  % Lower and upper bound for the coefficients alpha in the
  % current working set
  VLB = zeros(worksize, 1);
  if net.use2norm,
    % no upper bound in the 2norm case
    VUB = [];
  else
    % normal 1norm SVM: error weights C are the upper bounds
    VUB = C(workset);
  end
  tic;
  % Solve the quadratic program with 1 equality constraint.
  % Initial guess for the solution of the QP problem.
  startVal = net.alpha(workset);
  switch qpsolver
    case 'quadprog'
      workalpha = quadprog(H, f, [], [], A, eqconstr, VLB, VUB, startVal, ...
                           quadprogopt);
    case 'qp'
      workalpha = qp(H, f, A, eqconstr, VLB, VUB, startVal, 1);
    case 'loqo'
      if isempty(VUB),
        % LOQO crashes if upper bound is missing
        % Use a relatively low value (instead of Inf) for faster
        % convergence
        VUB = repmat(1e7, size(VLB));
      end
      workalpha = loqo(H, f, A, eqconstr, VLB, VUB, startVal, 1);
  end
  t = toc;
  if dodisplay>1,
    fprintf('QP subproblem solved after %i minutes, %2.1f seconds.\n', ...
	  floor(t/60), mod(t, 60));
  end
  % Sometime QUADPROG returns a solution with small imaginary part
  % (usually with ill-posed problems, badly conditioned H)
  if any(imag(workalpha)>0),
    warning(['The QP solver returned a complex solution. '...
             'Check condition number cond(H).']);
    workalpha = real(workalpha);
  end
  % Update the newly found coefficients in NET.alpha
  alphaOld = net.alpha;
  net.alpha(workset) = workalpha;
  
  iteration = iteration+1;
end

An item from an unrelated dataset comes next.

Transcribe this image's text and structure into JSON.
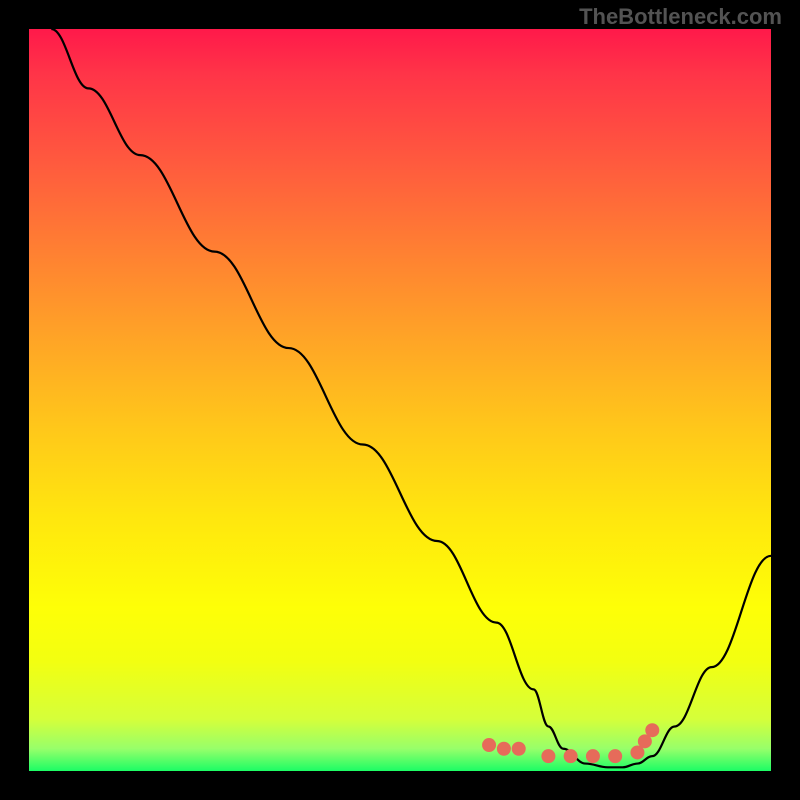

% Finished! Store the Support Vectors and the coefficient given by
% NET.alpha and the corresponding label.
net.svcoeff = net.alpha(net.svind).*Y(net.svind);
net.sv = X(net.svind, :);

if dodisplay>0,
  fprintf('\n\n\nTraining finished.\n');
  disp('Information about the trained Support Vector Machine:');
  svmstat(net,1);
  % output statistics over SVs and separating hyperplane
end



function [net, SVthresh, SV, SVbound, SVnonbound] = findSV(net, C)
% FINDSV - Select the Support Vectors from the current coefficients NET.alpha

% Threshold for selecting Support Vectors
maxalpha = max(net.alpha);
if maxalpha > net.alphatol,
  % For most cases, net.alphatol is a reasonable choice (approx 1e-2)
  SVthresh = net.alphatol;
else
  % For complex kernel on small data sets: all alphas will be very small.
  % Use the mean between the minimum and maximum logarithm of values
  % NET.alpha as a threshold.
  SVthresh = exp((log(max(eps,maxalpha))+log(eps))/2);
end
% All examples that have a value of NET.alpha above this threshold are
% assumed to be Support Vectors.
SV = logical(uint8(net.alpha>=SVthresh));
% All Support Vectors that have a value at their upper bound C
if net.use2norm,
  % There is no such thing in the 2norm case!
  SVbound = logical(repmat(uint8(0), size(net.alpha)));
else
  SVbound = logical(uint8(net.alpha>(C-net.alphatol)));
end
% The Support Vectors not at the upper bound
SVnonbound = SV & (~SVbound);
% The actual indices of the Support Vectors in the training set
net.svind = find(SV);